Prompt - Without the pictures, set down the records below word for word.

Segment Start: Exercise material

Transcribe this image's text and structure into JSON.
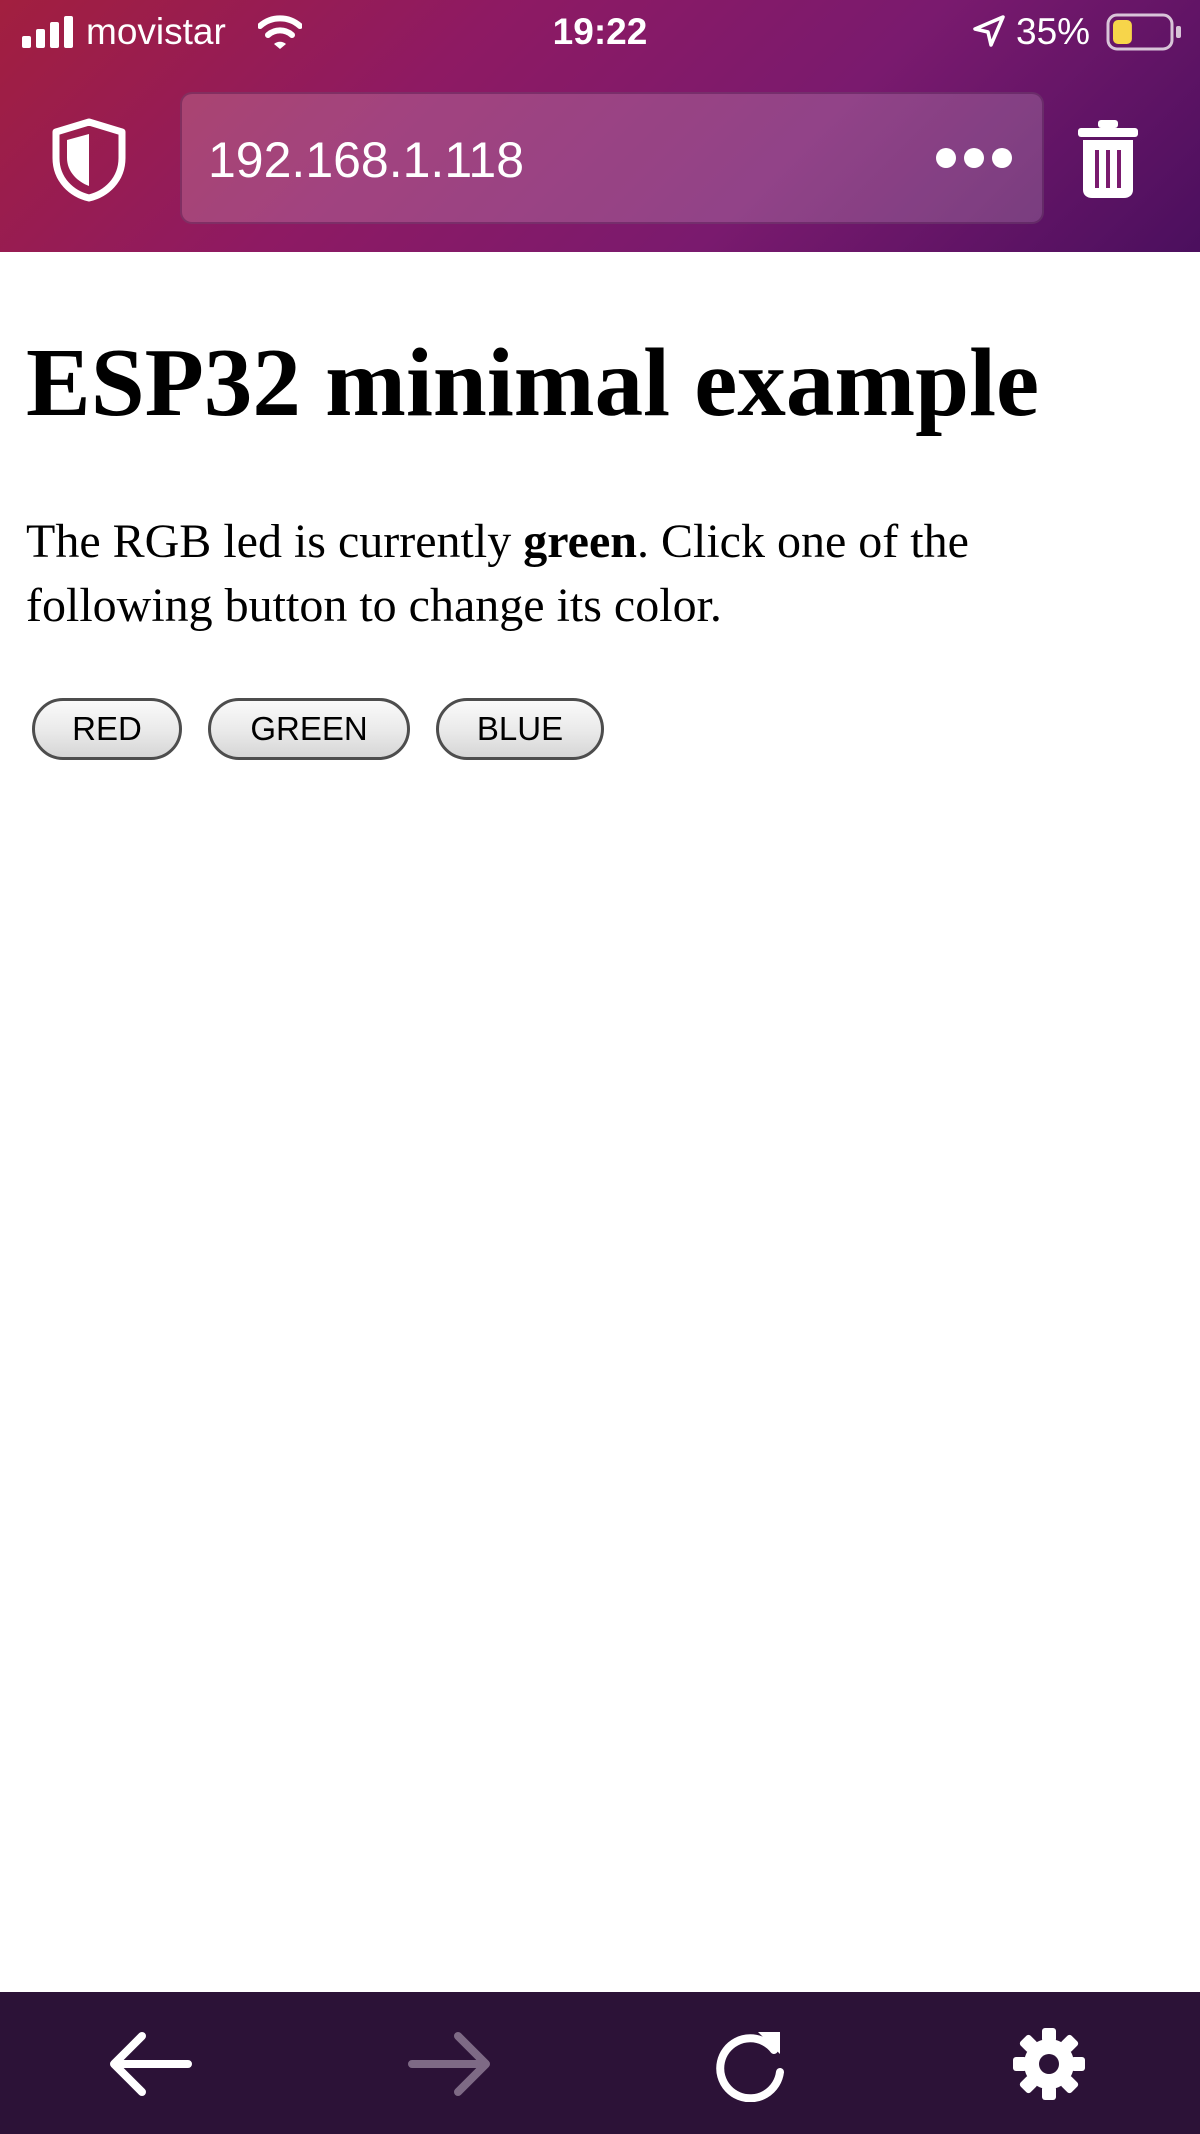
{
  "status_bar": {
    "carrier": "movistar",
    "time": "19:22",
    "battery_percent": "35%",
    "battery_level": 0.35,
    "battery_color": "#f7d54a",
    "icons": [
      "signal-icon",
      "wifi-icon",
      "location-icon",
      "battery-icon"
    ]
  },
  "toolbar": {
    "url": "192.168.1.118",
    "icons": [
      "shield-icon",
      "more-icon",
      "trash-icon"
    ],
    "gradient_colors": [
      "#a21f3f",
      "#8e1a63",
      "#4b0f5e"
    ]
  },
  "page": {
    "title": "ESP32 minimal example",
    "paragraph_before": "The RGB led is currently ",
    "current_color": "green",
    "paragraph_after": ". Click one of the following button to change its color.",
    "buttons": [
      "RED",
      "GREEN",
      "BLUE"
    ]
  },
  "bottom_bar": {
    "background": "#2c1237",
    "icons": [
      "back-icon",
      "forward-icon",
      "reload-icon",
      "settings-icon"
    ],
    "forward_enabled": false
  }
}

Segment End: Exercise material

Solution to the problem -
Transcribe this image's text and structure into JSON.
{
  "status_bar": {
    "carrier": "movistar",
    "time": "19:22",
    "battery_percent": "35%",
    "battery_level": 0.35,
    "battery_color": "#f7d54a",
    "icons": [
      "signal-icon",
      "wifi-icon",
      "location-icon",
      "battery-icon"
    ]
  },
  "toolbar": {
    "url": "192.168.1.118",
    "icons": [
      "shield-icon",
      "more-icon",
      "trash-icon"
    ],
    "gradient_colors": [
      "#a21f3f",
      "#8e1a63",
      "#4b0f5e"
    ]
  },
  "page": {
    "title": "ESP32 minimal example",
    "paragraph_before": "The RGB led is currently ",
    "current_color": "green",
    "paragraph_after": ". Click one of the following button to change its color.",
    "buttons": [
      "RED",
      "GREEN",
      "BLUE"
    ]
  },
  "bottom_bar": {
    "background": "#2c1237",
    "icons": [
      "back-icon",
      "forward-icon",
      "reload-icon",
      "settings-icon"
    ],
    "forward_enabled": false
  }
}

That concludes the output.